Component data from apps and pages
*****
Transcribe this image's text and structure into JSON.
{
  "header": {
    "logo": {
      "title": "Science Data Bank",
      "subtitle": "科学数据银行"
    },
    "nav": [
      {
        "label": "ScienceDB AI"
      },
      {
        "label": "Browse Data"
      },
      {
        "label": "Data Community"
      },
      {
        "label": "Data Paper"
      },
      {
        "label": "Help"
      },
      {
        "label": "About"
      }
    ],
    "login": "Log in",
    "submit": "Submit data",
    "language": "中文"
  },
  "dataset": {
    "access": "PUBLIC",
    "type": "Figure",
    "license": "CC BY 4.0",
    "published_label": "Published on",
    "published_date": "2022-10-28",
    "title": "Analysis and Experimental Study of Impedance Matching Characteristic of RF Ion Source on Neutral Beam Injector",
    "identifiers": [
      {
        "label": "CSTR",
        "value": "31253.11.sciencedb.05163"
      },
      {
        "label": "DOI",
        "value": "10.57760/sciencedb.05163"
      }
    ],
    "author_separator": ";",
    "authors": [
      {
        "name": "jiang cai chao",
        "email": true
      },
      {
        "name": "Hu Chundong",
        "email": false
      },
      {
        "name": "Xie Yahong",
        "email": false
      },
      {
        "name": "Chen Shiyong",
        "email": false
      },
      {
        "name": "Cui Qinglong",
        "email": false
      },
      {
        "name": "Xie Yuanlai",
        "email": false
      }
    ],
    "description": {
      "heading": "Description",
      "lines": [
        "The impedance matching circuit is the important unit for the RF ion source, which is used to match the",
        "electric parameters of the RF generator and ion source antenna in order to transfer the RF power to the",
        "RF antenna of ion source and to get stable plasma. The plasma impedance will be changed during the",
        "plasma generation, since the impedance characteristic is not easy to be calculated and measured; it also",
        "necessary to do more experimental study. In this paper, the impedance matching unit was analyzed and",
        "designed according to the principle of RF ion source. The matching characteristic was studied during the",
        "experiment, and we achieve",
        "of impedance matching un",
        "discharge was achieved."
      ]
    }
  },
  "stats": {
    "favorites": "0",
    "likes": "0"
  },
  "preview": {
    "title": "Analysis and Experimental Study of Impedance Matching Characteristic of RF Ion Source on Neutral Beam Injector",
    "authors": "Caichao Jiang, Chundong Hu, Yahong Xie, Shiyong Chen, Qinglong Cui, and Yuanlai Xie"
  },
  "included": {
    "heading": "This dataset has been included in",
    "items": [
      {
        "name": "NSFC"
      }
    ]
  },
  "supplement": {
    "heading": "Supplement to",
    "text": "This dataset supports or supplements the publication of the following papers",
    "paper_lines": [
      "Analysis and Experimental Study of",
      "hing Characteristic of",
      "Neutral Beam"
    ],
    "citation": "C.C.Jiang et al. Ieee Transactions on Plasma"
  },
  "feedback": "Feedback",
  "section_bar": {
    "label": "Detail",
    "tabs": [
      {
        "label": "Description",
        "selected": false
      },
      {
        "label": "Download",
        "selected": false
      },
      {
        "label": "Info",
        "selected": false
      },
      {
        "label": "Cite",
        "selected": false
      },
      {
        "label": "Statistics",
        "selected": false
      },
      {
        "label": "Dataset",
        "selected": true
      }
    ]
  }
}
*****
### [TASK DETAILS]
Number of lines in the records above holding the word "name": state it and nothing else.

### [ANSWER AREA]
7